* What is being asked
Keeping every line intact, repeat the data word for word.

BEGIN Records

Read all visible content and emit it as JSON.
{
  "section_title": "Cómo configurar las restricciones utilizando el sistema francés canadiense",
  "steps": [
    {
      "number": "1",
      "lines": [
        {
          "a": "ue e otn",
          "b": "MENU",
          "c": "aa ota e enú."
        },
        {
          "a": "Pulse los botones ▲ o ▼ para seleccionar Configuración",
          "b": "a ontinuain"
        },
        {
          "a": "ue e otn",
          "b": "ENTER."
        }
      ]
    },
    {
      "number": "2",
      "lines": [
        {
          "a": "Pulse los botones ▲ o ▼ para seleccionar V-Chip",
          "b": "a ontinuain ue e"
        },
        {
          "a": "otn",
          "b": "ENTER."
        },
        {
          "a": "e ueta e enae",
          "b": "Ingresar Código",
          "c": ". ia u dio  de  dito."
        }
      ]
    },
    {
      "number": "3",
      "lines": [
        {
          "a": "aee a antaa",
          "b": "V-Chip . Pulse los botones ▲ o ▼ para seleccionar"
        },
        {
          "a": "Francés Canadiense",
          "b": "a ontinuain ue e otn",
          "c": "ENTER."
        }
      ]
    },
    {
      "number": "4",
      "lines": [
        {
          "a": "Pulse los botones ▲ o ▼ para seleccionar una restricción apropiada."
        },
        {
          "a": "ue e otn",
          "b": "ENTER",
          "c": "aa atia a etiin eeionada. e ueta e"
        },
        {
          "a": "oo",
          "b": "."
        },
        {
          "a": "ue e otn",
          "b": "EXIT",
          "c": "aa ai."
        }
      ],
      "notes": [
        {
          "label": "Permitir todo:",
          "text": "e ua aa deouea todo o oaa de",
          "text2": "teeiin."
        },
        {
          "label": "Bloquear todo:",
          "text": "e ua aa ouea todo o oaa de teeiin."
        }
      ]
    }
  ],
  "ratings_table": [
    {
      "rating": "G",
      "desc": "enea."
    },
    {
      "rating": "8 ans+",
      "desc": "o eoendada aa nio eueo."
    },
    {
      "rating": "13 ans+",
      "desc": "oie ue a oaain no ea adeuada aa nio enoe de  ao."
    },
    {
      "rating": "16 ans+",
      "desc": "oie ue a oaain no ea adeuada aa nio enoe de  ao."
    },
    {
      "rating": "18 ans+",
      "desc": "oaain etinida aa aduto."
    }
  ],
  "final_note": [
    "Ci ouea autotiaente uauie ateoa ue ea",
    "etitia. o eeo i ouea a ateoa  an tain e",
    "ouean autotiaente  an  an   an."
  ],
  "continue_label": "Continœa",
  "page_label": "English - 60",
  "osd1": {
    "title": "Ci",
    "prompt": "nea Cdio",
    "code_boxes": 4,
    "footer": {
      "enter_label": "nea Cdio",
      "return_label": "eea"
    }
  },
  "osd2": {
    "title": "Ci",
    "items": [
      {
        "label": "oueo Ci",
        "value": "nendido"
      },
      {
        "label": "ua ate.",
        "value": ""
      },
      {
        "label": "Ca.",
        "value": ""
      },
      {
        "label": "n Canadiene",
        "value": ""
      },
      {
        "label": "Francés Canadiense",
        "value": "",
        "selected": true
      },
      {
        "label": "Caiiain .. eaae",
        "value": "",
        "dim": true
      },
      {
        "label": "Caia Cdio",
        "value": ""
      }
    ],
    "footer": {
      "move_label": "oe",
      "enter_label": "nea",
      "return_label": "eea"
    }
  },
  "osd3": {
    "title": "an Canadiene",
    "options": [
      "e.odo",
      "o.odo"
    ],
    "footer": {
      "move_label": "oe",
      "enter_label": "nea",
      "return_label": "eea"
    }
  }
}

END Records

* Output for this exercise
Read all visible content and emit it as JSON.
{
  "section_title": "Cómo configurar las restricciones utilizando el sistema francés canadiense",
  "steps": [
    {
      "number": "1",
      "lines": [
        {
          "a": "ue e otn",
          "b": "MENU",
          "c": "aa ota e enú."
        },
        {
          "a": "Pulse los botones ▲ o ▼ para seleccionar Configuración",
          "b": "a ontinuain"
        },
        {
          "a": "ue e otn",
          "b": "ENTER."
        }
      ]
    },
    {
      "number": "2",
      "lines": [
        {
          "a": "Pulse los botones ▲ o ▼ para seleccionar V-Chip",
          "b": "a ontinuain ue e"
        },
        {
          "a": "otn",
          "b": "ENTER."
        },
        {
          "a": "e ueta e enae",
          "b": "Ingresar Código",
          "c": ". ia u dio  de  dito."
        }
      ]
    },
    {
      "number": "3",
      "lines": [
        {
          "a": "aee a antaa",
          "b": "V-Chip . Pulse los botones ▲ o ▼ para seleccionar"
        },
        {
          "a": "Francés Canadiense",
          "b": "a ontinuain ue e otn",
          "c": "ENTER."
        }
      ]
    },
    {
      "number": "4",
      "lines": [
        {
          "a": "Pulse los botones ▲ o ▼ para seleccionar una restricción apropiada."
        },
        {
          "a": "ue e otn",
          "b": "ENTER",
          "c": "aa atia a etiin eeionada. e ueta e"
        },
        {
          "a": "oo",
          "b": "."
        },
        {
          "a": "ue e otn",
          "b": "EXIT",
          "c": "aa ai."
        }
      ],
      "notes": [
        {
          "label": "Permitir todo:",
          "text": "e ua aa deouea todo o oaa de",
          "text2": "teeiin."
        },
        {
          "label": "Bloquear todo:",
          "text": "e ua aa ouea todo o oaa de teeiin."
        }
      ]
    }
  ],
  "ratings_table": [
    {
      "rating": "G",
      "desc": "enea."
    },
    {
      "rating": "8 ans+",
      "desc": "o eoendada aa nio eueo."
    },
    {
      "rating": "13 ans+",
      "desc": "oie ue a oaain no ea adeuada aa nio enoe de  ao."
    },
    {
      "rating": "16 ans+",
      "desc": "oie ue a oaain no ea adeuada aa nio enoe de  ao."
    },
    {
      "rating": "18 ans+",
      "desc": "oaain etinida aa aduto."
    }
  ],
  "final_note": [
    "Ci ouea autotiaente uauie ateoa ue ea",
    "etitia. o eeo i ouea a ateoa  an tain e",
    "ouean autotiaente  an  an   an."
  ],
  "continue_label": "Continœa",
  "page_label": "English - 60",
  "osd1": {
    "title": "Ci",
    "prompt": "nea Cdio",
    "code_boxes": 4,
    "footer": {
      "enter_label": "nea Cdio",
      "return_label": "eea"
    }
  },
  "osd2": {
    "title": "Ci",
    "items": [
      {
        "label": "oueo Ci",
        "value": "nendido"
      },
      {
        "label": "ua ate.",
        "value": ""
      },
      {
        "label": "Ca.",
        "value": ""
      },
      {
        "label": "n Canadiene",
        "value": ""
      },
      {
        "label": "Francés Canadiense",
        "value": "",
        "selected": true
      },
      {
        "label": "Caiiain .. eaae",
        "value": "",
        "dim": true
      },
      {
        "label": "Caia Cdio",
        "value": ""
      }
    ],
    "footer": {
      "move_label": "oe",
      "enter_label": "nea",
      "return_label": "eea"
    }
  },
  "osd3": {
    "title": "an Canadiene",
    "options": [
      "e.odo",
      "o.odo"
    ],
    "footer": {
      "move_label": "oe",
      "enter_label": "nea",
      "return_label": "eea"
    }
  }
}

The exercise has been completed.